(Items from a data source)
==*==

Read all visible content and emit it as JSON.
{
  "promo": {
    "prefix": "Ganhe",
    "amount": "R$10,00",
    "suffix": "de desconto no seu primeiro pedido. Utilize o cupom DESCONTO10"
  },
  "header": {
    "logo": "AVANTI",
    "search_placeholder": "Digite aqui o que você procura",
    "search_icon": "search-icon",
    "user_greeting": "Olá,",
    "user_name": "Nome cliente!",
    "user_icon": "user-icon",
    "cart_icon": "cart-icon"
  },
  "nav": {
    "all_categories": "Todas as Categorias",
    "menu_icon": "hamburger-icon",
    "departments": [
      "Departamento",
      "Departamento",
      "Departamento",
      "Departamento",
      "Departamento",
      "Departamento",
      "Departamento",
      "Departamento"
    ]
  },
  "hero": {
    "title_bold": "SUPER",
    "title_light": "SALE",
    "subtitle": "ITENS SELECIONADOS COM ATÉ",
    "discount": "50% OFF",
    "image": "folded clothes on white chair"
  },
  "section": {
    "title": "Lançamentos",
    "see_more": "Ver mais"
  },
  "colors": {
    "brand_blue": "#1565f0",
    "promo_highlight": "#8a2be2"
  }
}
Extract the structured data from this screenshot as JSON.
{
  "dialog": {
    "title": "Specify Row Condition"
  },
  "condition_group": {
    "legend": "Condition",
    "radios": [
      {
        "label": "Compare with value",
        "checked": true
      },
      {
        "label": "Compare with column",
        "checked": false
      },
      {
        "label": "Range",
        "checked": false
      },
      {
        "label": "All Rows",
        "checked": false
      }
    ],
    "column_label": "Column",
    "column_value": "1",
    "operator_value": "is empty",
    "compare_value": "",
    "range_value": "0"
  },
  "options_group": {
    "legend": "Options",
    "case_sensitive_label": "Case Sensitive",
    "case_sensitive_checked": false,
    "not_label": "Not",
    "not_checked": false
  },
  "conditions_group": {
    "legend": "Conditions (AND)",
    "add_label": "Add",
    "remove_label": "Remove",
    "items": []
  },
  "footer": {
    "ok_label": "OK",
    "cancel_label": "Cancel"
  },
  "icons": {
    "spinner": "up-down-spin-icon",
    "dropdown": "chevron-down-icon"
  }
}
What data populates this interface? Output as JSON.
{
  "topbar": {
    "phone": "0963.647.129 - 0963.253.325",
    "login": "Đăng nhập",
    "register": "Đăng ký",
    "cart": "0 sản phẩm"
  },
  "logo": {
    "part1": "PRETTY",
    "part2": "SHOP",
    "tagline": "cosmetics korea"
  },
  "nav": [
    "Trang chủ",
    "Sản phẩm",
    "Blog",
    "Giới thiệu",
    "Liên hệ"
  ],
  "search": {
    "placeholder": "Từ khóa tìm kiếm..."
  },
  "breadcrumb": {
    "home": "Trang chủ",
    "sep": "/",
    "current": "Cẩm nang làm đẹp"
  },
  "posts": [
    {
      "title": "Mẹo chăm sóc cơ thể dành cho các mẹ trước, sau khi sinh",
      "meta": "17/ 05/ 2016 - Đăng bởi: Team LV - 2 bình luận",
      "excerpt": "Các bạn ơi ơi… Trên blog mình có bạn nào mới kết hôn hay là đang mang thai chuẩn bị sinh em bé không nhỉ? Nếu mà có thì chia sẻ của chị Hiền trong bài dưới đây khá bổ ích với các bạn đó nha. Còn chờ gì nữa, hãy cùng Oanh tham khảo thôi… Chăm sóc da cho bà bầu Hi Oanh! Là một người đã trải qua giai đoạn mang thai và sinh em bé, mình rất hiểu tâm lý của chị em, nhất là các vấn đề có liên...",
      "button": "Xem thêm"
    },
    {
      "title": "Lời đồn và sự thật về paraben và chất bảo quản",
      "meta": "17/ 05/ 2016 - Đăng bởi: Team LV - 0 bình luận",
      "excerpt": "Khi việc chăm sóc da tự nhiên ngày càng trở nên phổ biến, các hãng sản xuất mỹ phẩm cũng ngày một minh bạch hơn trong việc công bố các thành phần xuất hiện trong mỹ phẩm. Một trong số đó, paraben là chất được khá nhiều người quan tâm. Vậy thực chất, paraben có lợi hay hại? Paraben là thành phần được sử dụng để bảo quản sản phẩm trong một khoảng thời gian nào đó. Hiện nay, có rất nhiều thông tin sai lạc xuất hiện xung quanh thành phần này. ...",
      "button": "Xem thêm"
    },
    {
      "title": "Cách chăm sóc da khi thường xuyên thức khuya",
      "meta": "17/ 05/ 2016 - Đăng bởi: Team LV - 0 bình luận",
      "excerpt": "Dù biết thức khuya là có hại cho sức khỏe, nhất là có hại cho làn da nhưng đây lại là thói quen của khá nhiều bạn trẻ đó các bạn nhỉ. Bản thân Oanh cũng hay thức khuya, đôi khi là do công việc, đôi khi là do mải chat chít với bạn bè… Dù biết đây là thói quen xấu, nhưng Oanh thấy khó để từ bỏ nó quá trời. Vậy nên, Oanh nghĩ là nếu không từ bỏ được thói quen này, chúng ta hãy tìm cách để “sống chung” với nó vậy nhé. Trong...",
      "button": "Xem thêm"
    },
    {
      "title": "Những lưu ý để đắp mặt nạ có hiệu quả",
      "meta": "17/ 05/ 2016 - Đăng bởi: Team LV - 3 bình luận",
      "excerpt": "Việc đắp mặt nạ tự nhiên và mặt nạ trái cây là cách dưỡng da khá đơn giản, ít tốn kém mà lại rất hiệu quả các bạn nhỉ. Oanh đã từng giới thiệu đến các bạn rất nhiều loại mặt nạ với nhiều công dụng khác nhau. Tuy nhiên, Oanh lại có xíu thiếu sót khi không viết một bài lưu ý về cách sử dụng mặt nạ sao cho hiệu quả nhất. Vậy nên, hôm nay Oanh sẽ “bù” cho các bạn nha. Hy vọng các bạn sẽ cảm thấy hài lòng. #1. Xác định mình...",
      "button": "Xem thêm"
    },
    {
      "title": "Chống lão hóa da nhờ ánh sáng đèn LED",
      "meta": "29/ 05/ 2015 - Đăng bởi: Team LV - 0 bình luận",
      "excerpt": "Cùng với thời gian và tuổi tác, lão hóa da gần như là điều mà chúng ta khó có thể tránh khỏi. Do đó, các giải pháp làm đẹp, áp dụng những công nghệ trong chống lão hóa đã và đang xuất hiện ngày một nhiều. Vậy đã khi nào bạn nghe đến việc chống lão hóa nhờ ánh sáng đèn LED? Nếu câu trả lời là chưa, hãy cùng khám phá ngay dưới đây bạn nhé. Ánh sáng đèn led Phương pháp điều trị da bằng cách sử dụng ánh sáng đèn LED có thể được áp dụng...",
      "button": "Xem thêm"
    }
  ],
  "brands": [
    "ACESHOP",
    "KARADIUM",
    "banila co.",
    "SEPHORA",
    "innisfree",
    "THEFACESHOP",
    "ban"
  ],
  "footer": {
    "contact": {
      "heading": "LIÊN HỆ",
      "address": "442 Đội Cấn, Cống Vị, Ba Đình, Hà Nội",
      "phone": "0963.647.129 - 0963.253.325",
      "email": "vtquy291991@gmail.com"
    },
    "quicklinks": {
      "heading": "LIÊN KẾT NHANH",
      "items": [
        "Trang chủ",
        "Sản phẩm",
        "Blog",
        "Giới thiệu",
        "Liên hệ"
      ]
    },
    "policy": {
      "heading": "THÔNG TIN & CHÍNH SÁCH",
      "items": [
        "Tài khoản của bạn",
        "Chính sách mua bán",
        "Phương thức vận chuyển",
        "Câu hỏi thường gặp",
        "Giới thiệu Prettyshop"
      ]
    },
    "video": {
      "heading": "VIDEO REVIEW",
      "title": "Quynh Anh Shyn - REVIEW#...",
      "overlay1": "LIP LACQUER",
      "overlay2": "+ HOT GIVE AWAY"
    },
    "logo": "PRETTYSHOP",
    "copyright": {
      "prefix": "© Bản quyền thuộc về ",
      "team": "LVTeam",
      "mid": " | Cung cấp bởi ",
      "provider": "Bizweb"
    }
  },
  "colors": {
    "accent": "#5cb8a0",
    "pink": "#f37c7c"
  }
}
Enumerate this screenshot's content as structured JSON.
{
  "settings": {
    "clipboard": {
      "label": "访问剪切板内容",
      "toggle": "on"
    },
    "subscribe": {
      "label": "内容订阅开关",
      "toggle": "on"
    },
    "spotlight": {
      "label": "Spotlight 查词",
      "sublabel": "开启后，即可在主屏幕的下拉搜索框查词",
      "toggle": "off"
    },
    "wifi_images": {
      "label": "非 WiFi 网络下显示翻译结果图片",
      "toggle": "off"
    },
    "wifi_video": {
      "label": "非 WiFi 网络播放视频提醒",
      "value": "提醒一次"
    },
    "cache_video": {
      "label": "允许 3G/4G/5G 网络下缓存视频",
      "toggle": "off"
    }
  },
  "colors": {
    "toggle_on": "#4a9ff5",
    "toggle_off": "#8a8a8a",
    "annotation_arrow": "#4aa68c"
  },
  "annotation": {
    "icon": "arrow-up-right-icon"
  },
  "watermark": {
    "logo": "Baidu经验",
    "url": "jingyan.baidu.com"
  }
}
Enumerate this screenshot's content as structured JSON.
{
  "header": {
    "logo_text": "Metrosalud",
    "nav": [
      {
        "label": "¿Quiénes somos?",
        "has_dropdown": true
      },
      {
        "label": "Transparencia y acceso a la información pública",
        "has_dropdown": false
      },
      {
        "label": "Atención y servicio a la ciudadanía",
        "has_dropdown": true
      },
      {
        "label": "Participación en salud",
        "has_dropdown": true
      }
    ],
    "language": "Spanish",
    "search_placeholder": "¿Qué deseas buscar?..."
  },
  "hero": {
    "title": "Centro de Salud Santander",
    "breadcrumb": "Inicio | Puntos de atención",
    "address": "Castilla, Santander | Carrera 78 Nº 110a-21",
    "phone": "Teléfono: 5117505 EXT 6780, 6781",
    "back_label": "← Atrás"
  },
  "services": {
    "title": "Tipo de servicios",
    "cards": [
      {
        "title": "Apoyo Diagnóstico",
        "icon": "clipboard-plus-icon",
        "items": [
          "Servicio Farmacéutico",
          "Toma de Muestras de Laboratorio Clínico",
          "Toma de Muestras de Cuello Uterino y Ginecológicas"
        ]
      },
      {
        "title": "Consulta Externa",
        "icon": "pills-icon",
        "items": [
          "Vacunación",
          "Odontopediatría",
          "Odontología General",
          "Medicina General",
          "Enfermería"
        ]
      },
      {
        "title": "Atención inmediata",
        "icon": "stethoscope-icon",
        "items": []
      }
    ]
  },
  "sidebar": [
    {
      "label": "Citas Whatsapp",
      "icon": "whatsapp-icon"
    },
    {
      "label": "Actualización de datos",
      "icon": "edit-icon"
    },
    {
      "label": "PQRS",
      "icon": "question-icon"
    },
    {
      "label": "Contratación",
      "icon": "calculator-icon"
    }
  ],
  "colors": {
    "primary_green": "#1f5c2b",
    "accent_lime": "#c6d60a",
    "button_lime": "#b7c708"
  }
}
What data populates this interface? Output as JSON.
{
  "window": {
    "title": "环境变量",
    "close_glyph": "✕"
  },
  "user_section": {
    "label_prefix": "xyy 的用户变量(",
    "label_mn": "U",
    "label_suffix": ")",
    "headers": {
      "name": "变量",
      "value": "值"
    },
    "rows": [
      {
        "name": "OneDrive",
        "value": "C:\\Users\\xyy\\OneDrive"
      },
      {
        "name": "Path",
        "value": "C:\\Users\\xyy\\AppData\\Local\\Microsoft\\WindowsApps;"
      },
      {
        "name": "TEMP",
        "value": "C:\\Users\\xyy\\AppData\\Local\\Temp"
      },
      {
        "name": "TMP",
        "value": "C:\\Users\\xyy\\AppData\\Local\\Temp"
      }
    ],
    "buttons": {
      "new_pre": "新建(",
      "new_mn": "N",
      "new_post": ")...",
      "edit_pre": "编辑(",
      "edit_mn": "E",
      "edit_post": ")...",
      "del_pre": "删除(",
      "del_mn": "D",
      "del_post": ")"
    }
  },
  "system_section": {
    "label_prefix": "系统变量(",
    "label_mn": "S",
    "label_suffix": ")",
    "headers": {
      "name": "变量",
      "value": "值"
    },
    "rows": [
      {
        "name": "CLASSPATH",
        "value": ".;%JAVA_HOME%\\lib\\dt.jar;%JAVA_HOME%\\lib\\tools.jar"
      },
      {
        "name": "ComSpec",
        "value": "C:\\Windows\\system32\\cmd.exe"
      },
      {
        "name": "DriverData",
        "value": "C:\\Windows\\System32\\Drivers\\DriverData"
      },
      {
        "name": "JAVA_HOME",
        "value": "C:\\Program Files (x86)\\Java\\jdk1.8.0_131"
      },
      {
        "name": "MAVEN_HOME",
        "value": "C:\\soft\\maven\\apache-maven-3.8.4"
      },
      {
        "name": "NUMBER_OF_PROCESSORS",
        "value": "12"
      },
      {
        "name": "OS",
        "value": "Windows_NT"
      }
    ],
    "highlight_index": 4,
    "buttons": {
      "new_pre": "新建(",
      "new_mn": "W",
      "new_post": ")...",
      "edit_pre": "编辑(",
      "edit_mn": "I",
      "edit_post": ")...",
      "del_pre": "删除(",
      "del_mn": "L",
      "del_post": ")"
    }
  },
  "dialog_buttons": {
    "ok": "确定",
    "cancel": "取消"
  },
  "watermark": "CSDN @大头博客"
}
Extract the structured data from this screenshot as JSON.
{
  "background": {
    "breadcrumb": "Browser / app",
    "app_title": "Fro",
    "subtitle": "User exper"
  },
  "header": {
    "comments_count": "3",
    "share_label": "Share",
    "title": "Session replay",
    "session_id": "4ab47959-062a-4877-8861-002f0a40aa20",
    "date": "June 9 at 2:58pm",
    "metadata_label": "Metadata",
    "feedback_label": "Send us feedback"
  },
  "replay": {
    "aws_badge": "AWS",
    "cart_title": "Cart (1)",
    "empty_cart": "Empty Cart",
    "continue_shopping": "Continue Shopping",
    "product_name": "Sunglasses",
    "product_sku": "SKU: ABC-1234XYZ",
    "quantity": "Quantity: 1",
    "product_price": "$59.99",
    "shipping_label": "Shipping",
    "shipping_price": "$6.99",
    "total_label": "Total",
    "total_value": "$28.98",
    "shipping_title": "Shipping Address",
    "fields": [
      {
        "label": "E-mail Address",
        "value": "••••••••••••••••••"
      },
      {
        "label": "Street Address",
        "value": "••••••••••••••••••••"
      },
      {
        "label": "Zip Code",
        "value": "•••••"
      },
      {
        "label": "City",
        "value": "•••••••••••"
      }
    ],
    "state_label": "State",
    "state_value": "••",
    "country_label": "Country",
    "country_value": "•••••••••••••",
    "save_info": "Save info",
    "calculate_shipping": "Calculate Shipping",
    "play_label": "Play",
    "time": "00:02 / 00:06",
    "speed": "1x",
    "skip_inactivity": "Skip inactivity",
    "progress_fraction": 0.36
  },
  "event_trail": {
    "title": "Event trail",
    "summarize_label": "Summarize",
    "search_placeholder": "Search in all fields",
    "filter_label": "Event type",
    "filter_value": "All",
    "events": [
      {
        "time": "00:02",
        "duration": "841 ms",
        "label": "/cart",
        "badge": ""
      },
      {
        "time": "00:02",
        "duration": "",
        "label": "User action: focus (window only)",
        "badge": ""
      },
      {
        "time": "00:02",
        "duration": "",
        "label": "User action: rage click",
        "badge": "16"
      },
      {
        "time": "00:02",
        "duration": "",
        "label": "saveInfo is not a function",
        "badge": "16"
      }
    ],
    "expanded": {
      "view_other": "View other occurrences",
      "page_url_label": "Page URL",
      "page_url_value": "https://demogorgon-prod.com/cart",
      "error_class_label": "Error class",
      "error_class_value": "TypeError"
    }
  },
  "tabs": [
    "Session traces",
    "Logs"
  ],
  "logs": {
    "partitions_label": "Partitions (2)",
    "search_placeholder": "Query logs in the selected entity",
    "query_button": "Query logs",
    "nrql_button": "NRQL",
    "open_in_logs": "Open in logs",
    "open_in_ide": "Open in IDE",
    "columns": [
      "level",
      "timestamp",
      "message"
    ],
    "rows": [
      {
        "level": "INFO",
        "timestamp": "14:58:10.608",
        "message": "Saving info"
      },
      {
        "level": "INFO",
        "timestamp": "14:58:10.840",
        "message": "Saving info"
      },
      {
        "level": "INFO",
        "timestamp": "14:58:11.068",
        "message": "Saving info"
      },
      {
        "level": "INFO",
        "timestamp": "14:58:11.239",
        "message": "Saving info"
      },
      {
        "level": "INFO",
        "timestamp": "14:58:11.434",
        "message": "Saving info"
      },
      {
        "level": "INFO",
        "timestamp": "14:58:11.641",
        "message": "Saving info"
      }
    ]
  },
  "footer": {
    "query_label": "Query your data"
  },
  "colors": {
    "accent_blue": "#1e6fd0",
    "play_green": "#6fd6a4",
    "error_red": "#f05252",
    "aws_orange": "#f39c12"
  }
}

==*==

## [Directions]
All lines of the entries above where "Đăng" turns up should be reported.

## [Answer box]
    "login": "Đăng nhập",
    "register": "Đăng ký",
      "meta": "17/ 05/ 2016 - Đăng bởi: Team LV - 2 bình luận",
      "meta": "17/ 05/ 2016 - Đăng bởi: Team LV - 0 bình luận",
      "meta": "17/ 05/ 2016 - Đăng bởi: Team LV - 0 bình luận",
      "meta": "17/ 05/ 2016 - Đăng bởi: Team LV - 3 bình luận",
      "meta": "29/ 05/ 2015 - Đăng bởi: Team LV - 0 bình luận",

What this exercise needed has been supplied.